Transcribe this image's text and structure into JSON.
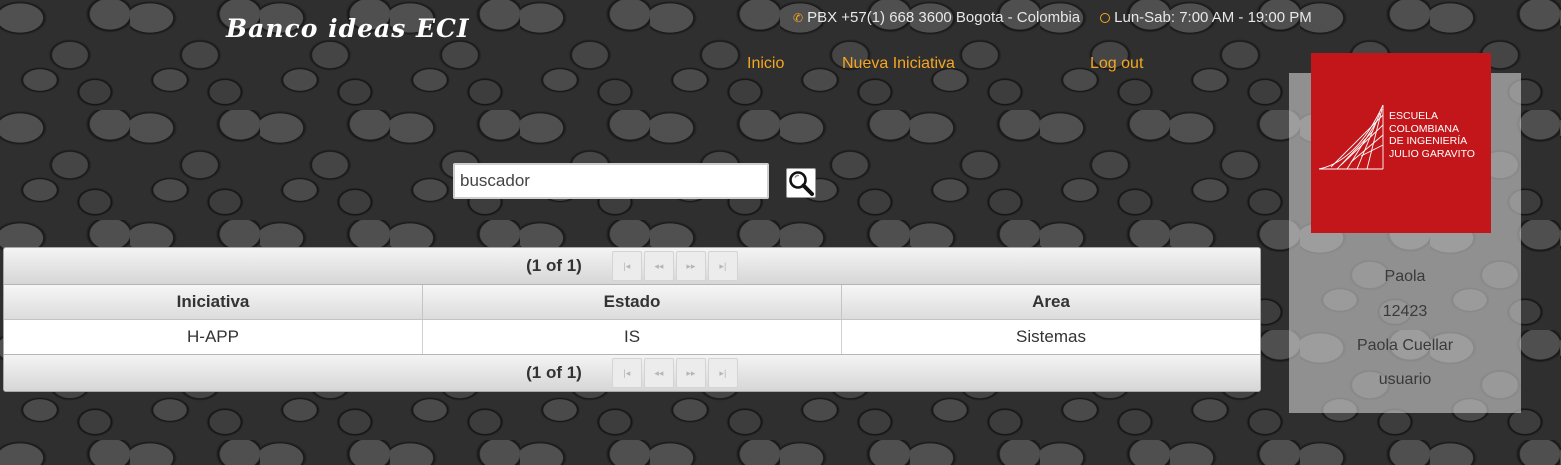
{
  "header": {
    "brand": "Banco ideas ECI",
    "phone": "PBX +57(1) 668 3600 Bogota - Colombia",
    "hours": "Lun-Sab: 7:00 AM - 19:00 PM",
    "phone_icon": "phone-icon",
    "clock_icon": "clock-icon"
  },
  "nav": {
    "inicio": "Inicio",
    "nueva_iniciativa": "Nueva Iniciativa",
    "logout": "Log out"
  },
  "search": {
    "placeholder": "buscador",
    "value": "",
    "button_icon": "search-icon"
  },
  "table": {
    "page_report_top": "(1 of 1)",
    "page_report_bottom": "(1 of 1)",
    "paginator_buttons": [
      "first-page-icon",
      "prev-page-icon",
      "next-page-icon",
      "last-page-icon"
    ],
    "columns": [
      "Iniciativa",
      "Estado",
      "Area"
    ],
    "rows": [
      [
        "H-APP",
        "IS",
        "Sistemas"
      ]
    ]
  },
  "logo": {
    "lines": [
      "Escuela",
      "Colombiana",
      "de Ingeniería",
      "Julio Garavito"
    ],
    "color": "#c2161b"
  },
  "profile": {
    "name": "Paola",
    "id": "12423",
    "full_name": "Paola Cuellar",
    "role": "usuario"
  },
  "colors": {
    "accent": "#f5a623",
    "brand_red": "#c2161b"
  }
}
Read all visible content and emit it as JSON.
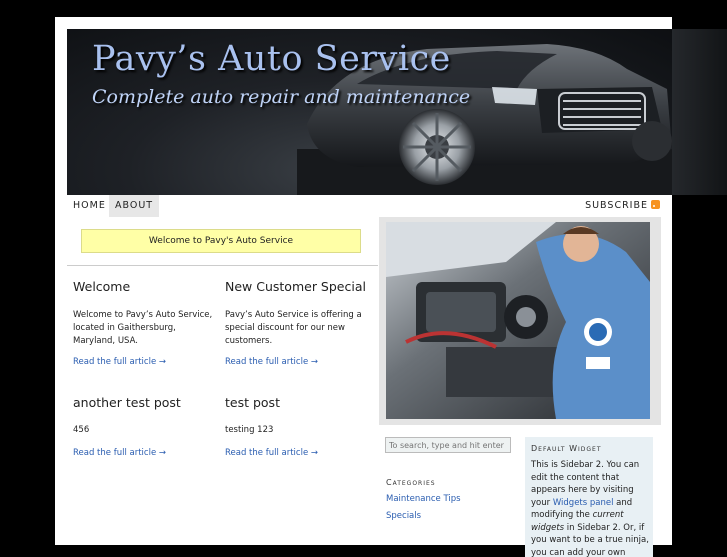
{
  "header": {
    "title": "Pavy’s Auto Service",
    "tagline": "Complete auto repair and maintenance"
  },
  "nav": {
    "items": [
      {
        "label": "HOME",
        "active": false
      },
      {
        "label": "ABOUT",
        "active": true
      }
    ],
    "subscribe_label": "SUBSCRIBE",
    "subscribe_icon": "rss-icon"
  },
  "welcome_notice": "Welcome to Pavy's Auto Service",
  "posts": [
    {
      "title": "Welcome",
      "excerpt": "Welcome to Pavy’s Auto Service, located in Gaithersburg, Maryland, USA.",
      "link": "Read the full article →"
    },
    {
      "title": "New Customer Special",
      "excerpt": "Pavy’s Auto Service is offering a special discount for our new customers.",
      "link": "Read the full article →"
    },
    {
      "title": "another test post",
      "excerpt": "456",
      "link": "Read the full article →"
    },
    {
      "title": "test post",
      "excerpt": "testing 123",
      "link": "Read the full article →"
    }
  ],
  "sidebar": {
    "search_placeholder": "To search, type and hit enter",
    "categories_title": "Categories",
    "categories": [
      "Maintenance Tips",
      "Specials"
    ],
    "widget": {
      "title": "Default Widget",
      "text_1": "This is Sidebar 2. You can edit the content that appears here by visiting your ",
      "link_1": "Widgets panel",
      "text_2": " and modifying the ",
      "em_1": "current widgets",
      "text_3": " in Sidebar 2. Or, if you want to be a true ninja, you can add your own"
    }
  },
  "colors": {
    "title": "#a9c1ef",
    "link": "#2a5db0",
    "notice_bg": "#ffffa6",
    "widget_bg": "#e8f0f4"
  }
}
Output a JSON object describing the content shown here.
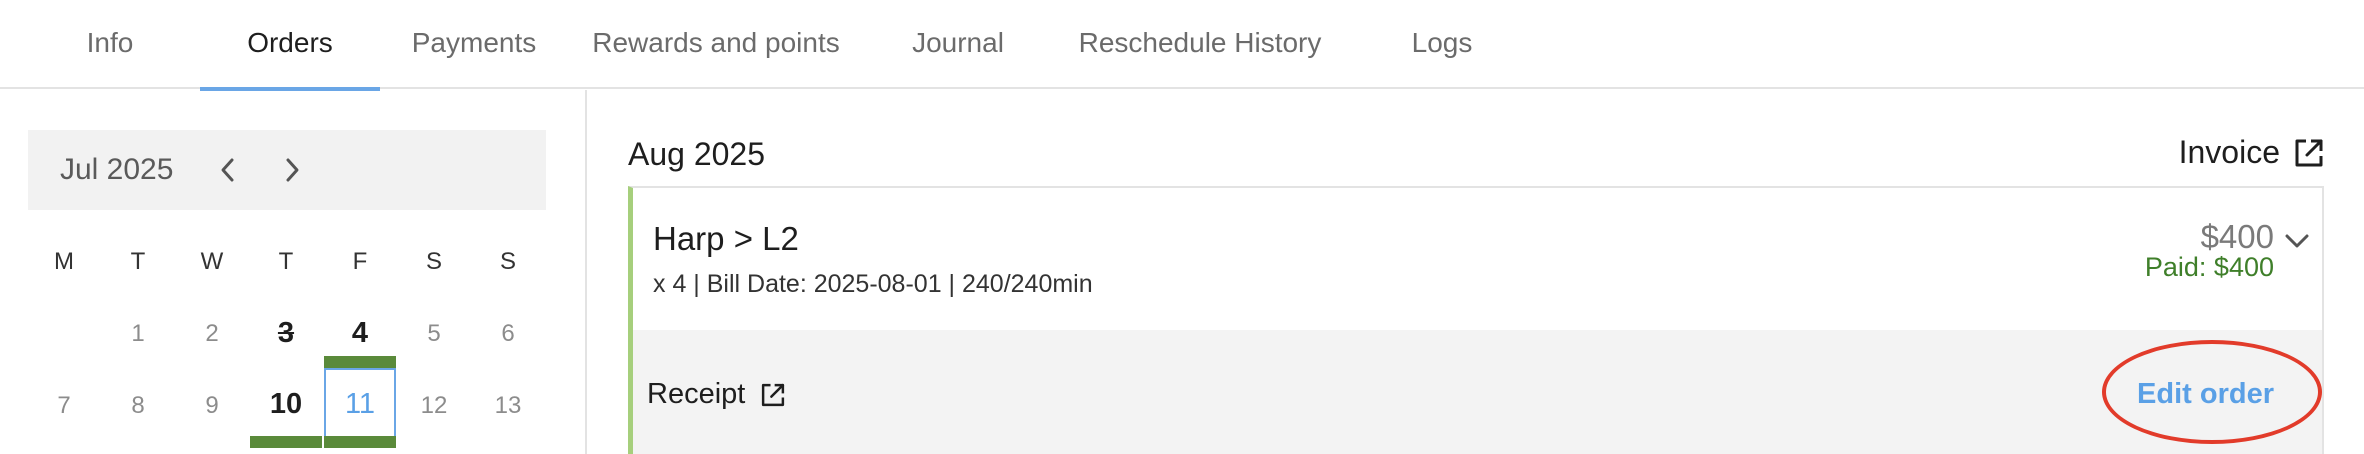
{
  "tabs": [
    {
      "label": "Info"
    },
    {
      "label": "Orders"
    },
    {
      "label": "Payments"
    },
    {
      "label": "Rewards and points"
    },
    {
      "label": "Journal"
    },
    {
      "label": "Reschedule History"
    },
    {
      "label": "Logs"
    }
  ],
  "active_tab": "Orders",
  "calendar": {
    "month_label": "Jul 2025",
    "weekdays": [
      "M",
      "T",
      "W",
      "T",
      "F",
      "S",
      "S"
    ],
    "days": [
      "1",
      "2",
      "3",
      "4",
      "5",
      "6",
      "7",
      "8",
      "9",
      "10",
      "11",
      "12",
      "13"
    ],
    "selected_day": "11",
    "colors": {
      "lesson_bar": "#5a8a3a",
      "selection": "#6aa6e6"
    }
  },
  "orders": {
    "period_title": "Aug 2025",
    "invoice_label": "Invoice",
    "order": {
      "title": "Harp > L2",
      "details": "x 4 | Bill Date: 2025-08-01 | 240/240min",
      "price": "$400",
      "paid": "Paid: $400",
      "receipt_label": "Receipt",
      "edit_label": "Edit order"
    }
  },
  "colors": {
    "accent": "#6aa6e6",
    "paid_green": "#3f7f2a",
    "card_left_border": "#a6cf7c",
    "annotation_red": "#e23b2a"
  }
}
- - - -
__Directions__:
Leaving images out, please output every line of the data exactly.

__Solved exercise__:
Transcribe this image's text and structure into JSON.
{
  "header": {
    "brand": "Banco ideas ECI",
    "phone": "PBX +57(1) 668 3600 Bogota - Colombia",
    "hours": "Lun-Sab: 7:00 AM - 19:00 PM",
    "phone_icon": "phone-icon",
    "clock_icon": "clock-icon"
  },
  "nav": {
    "inicio": "Inicio",
    "nueva_iniciativa": "Nueva Iniciativa",
    "logout": "Log out"
  },
  "search": {
    "placeholder": "buscador",
    "value": "",
    "button_icon": "search-icon"
  },
  "table": {
    "page_report_top": "(1 of 1)",
    "page_report_bottom": "(1 of 1)",
    "paginator_buttons": [
      "first-page-icon",
      "prev-page-icon",
      "next-page-icon",
      "last-page-icon"
    ],
    "columns": [
      "Iniciativa",
      "Estado",
      "Area"
    ],
    "rows": [
      [
        "H-APP",
        "IS",
        "Sistemas"
      ]
    ]
  },
  "logo": {
    "lines": [
      "Escuela",
      "Colombiana",
      "de Ingeniería",
      "Julio Garavito"
    ],
    "color": "#c2161b"
  },
  "profile": {
    "name": "Paola",
    "id": "12423",
    "full_name": "Paola Cuellar",
    "role": "usuario"
  },
  "colors": {
    "accent": "#f5a623",
    "brand_red": "#c2161b"
  }
}
Read all visible content and emit it as JSON.
{
  "header": {
    "title": "Pavy’s Auto Service",
    "tagline": "Complete auto repair and maintenance"
  },
  "nav": {
    "items": [
      {
        "label": "HOME",
        "active": false
      },
      {
        "label": "ABOUT",
        "active": true
      }
    ],
    "subscribe_label": "SUBSCRIBE",
    "subscribe_icon": "rss-icon"
  },
  "welcome_notice": "Welcome to Pavy's Auto Service",
  "posts": [
    {
      "title": "Welcome",
      "excerpt": "Welcome to Pavy’s Auto Service, located in Gaithersburg, Maryland, USA.",
      "link": "Read the full article →"
    },
    {
      "title": "New Customer Special",
      "excerpt": "Pavy’s Auto Service is offering a special discount for our new customers.",
      "link": "Read the full article →"
    },
    {
      "title": "another test post",
      "excerpt": "456",
      "link": "Read the full article →"
    },
    {
      "title": "test post",
      "excerpt": "testing 123",
      "link": "Read the full article →"
    }
  ],
  "sidebar": {
    "search_placeholder": "To search, type and hit enter",
    "categories_title": "Categories",
    "categories": [
      "Maintenance Tips",
      "Specials"
    ],
    "widget": {
      "title": "Default Widget",
      "text_1": "This is Sidebar 2. You can edit the content that appears here by visiting your ",
      "link_1": "Widgets panel",
      "text_2": " and modifying the ",
      "em_1": "current widgets",
      "text_3": " in Sidebar 2. Or, if you want to be a true ninja, you can add your own"
    }
  },
  "colors": {
    "title": "#a9c1ef",
    "link": "#2a5db0",
    "notice_bg": "#ffffa6",
    "widget_bg": "#e8f0f4"
  }
}
Output a JSON object describing the content shown here.
{
  "tabs": [
    {
      "label": "Info"
    },
    {
      "label": "Orders"
    },
    {
      "label": "Payments"
    },
    {
      "label": "Rewards and points"
    },
    {
      "label": "Journal"
    },
    {
      "label": "Reschedule History"
    },
    {
      "label": "Logs"
    }
  ],
  "active_tab": "Orders",
  "calendar": {
    "month_label": "Jul 2025",
    "weekdays": [
      "M",
      "T",
      "W",
      "T",
      "F",
      "S",
      "S"
    ],
    "days": [
      "1",
      "2",
      "3",
      "4",
      "5",
      "6",
      "7",
      "8",
      "9",
      "10",
      "11",
      "12",
      "13"
    ],
    "selected_day": "11",
    "colors": {
      "lesson_bar": "#5a8a3a",
      "selection": "#6aa6e6"
    }
  },
  "orders": {
    "period_title": "Aug 2025",
    "invoice_label": "Invoice",
    "order": {
      "title": "Harp > L2",
      "details": "x 4 | Bill Date: 2025-08-01 | 240/240min",
      "price": "$400",
      "paid": "Paid: $400",
      "receipt_label": "Receipt",
      "edit_label": "Edit order"
    }
  },
  "colors": {
    "accent": "#6aa6e6",
    "paid_green": "#3f7f2a",
    "card_left_border": "#a6cf7c",
    "annotation_red": "#e23b2a"
  }
}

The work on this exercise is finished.